▶ PROBLEM DESCRIPTION: Could you show all lines in the entries below that contain the string "icve"?

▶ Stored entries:
↓

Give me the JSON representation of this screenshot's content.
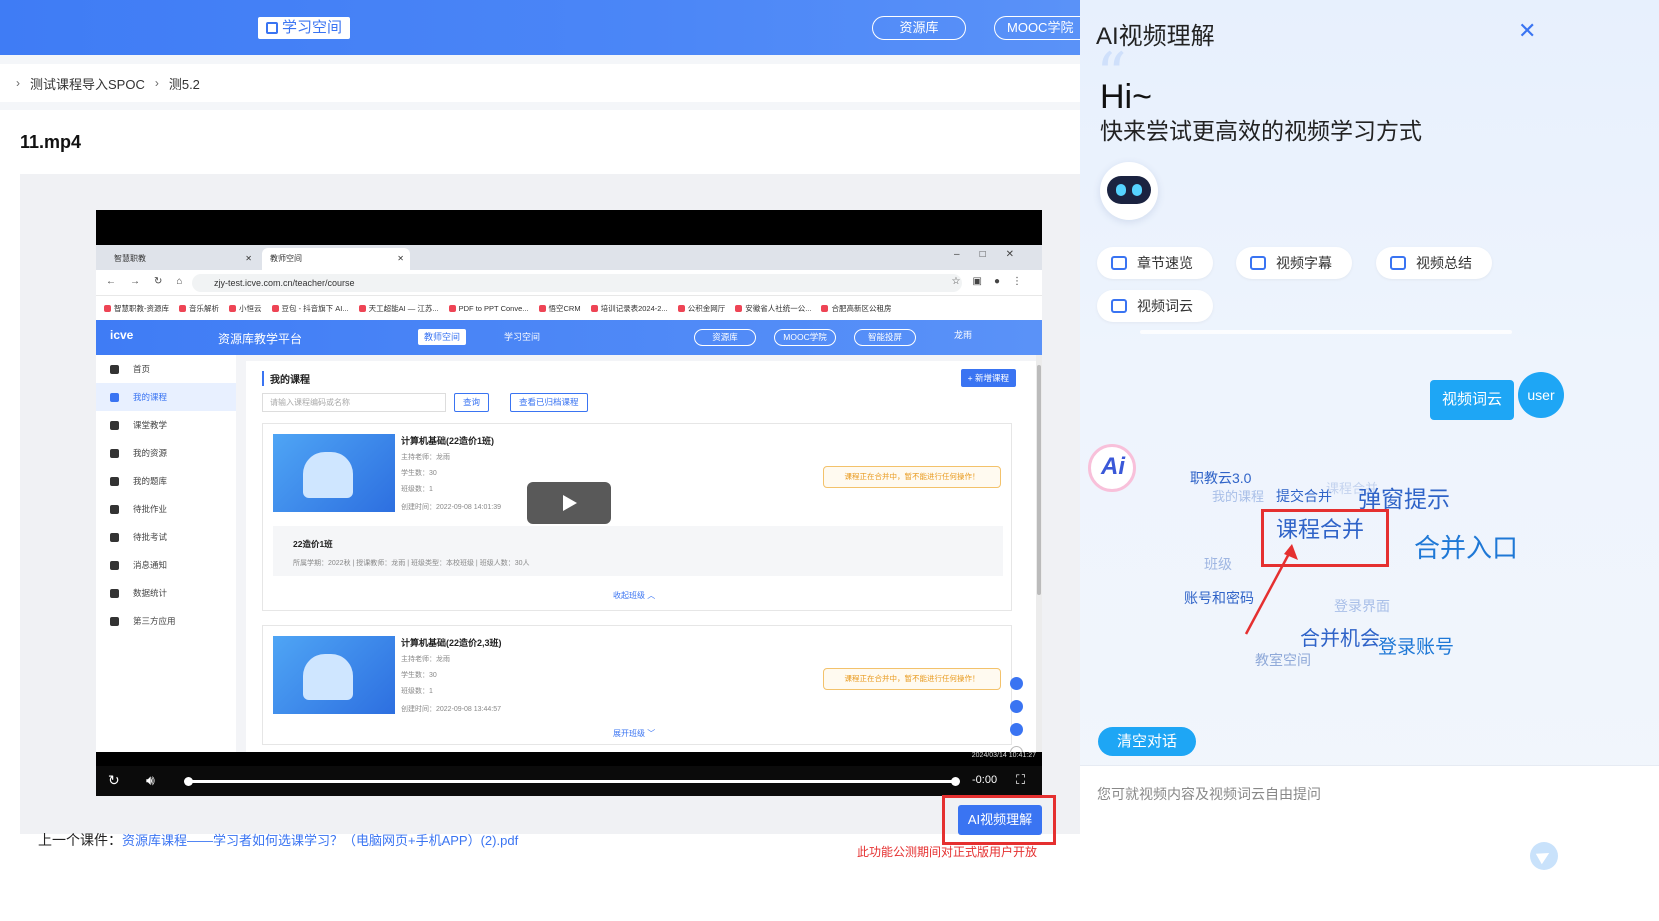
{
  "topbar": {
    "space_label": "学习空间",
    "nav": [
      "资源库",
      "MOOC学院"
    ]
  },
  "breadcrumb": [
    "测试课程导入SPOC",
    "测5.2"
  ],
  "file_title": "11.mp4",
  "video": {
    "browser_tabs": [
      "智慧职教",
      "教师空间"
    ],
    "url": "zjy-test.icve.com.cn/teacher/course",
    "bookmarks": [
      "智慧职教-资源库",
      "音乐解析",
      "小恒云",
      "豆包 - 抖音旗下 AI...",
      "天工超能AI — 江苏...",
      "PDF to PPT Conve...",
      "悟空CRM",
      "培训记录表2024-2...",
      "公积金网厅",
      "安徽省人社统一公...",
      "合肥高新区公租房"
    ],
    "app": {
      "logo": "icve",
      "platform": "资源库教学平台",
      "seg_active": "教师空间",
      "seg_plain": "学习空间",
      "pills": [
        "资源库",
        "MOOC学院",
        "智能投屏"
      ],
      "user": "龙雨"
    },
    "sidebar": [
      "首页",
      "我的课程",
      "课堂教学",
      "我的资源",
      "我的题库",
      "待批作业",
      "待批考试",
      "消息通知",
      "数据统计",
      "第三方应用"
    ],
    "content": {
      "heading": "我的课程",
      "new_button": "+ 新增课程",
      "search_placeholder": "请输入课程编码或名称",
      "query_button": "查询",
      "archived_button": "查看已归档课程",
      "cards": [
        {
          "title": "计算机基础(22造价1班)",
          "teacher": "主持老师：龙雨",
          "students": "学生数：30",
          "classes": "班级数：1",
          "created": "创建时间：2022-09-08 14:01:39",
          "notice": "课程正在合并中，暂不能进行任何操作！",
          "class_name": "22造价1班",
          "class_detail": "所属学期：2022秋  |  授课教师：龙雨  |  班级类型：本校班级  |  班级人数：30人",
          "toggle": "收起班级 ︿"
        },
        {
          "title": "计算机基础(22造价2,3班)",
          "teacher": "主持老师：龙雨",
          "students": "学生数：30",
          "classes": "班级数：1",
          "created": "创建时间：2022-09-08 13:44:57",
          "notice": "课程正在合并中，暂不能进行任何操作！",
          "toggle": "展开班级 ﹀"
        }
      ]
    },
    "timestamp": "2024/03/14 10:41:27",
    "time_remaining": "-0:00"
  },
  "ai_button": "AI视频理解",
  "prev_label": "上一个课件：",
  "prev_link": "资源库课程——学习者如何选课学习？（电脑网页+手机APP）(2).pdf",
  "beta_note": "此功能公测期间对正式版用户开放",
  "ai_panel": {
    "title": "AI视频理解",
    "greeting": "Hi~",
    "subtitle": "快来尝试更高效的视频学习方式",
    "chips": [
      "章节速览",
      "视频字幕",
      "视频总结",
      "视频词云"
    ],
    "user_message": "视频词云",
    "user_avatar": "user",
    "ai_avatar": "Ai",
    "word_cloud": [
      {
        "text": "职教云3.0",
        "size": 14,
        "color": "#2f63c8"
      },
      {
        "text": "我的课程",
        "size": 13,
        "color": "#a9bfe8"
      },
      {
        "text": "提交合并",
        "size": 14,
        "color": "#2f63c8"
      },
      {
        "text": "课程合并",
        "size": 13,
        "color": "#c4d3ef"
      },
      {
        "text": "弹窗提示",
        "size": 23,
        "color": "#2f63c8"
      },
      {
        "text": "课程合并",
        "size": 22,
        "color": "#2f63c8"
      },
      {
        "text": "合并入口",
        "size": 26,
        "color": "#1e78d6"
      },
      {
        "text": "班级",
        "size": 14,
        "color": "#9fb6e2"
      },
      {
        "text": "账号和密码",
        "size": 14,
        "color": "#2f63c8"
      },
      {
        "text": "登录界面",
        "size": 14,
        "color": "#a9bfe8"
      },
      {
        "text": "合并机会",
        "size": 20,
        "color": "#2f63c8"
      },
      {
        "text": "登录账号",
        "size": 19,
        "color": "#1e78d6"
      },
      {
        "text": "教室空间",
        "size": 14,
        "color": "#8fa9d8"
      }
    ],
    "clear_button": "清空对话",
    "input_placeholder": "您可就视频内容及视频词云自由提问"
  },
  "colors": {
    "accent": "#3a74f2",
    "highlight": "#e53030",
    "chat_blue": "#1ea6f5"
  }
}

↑

▶ EXERCISE SOLUTION:
    "url": "zjy-test.icve.com.cn/teacher/course",
      "logo": "icve",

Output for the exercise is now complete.